Friday, October 28, 2016

Gold & an Ox Roast

Ocracokers have long been recognized as clever and resourceful.The tale is told that during the early days of the Civil War, when Union troops invaded Portsmouth and Ocracoke Islands, most of the residents fled. Word got around to those who stayed behind that the federal soldiers were convinced that many islanders had gold stashed away...and they were searching for it.

Roasting a Pig, from On the Spanish Main
by John Masefield 1744

The remaining islanders dug a deep pit and buried their gold in the pit. Then they piled log wood in the pit and set it on fire. When enemy soldiers came by they saw a large ox roasting on a spit over the fire. The Ocracokers invited the soldiers to join them for the feast. The soldiers never knew how close they were to the gold.

Our latest Ocracoke Newsletter is about earthquakes that have affected Ocracoke and the Outer Banks. You can read the newsletter here:


  1. Anonymous8:07 AM

    How is the 1744 woodcut print/image related to the anecdotal "report" of another pig roast to hide gold during the 1860's. It seems to me that perhaps roasting a pig over a spit was a practice that has stood the test of time. It also seems to me, that there are so many Southern myths about hidden gold during the Civil War it seems comical. However, The "gold" at the time was the cash crop cotton-- now it is something more aromatic.

    1. I added the image not because it had anything specifically to do with the Ocracoke Civil War story, but just because I wanted to include an image of roasting on a spit.

    2. It's your blog!
      And I liked it.
      But now I'm as curious as a journalist about this gold... who, what when, where and how?

    3. Anonymous11:23 PM

      what convinced the Union soldiers the islanders would have gold. Stories of Spanish Galleons wrecking on the shoals back in the 1500s. Ha. Or this obsession with Blackbeard which still exists today. Yes it is PH's blog of Lore.DD

  2. Anonymous12:51 PM

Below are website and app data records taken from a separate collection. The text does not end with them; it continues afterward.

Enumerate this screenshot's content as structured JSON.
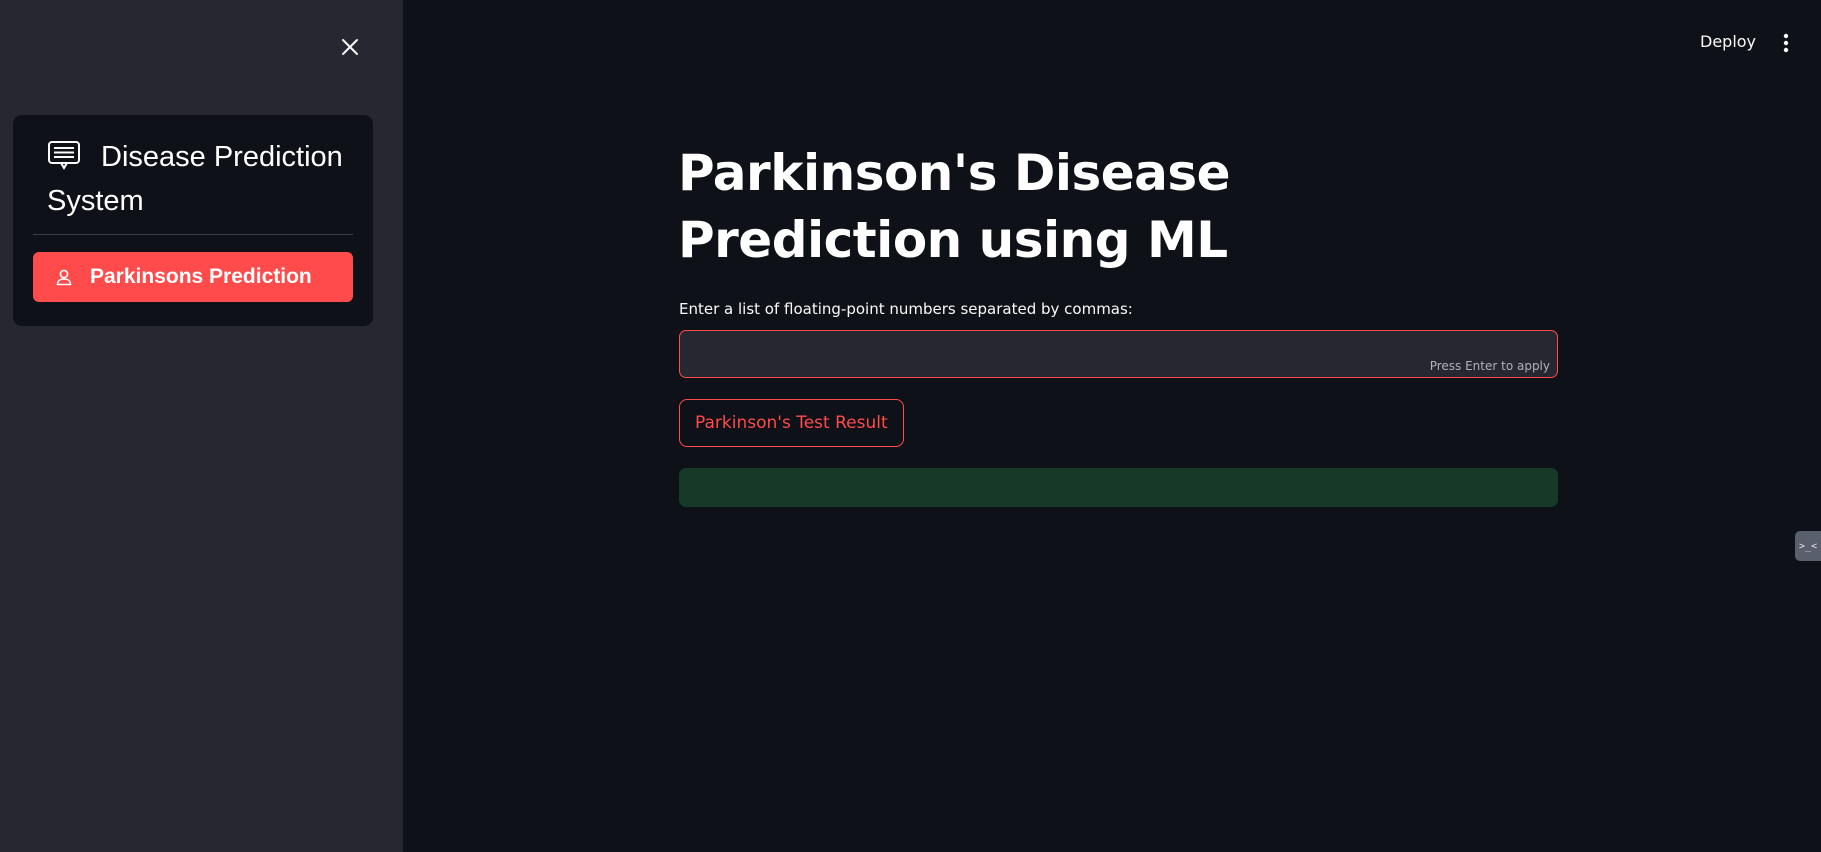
{
  "sidebar": {
    "close_icon": "close-icon",
    "menu": {
      "title": "Disease Prediction System",
      "title_icon": "chat-text-icon",
      "items": [
        {
          "label": "Parkinsons Prediction",
          "icon": "person-icon",
          "selected": true
        }
      ]
    }
  },
  "header": {
    "deploy_label": "Deploy",
    "menu_icon": "kebab-menu-icon"
  },
  "main": {
    "title": "Parkinson's Disease Prediction using ML",
    "input": {
      "label": "Enter a list of floating-point numbers separated by commas:",
      "value": "",
      "hint": "Press Enter to apply"
    },
    "result_button_label": "Parkinson's Test Result",
    "result_message": ""
  },
  "colors": {
    "accent": "#ff4b4b",
    "background": "#0e1117",
    "sidebar_background": "#262730",
    "success_background": "#173928"
  }
}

    clever and resourceful? Hardly, read upon it. this was a old trick used in earlier times. sometimes it worked, sometimes it didn't...this doesn't make them any more clever and resourceful than people in miami, or ny or's just a blog story, entertaining though because i haven't heard it in a long time. but like the comment above said - it's your blog.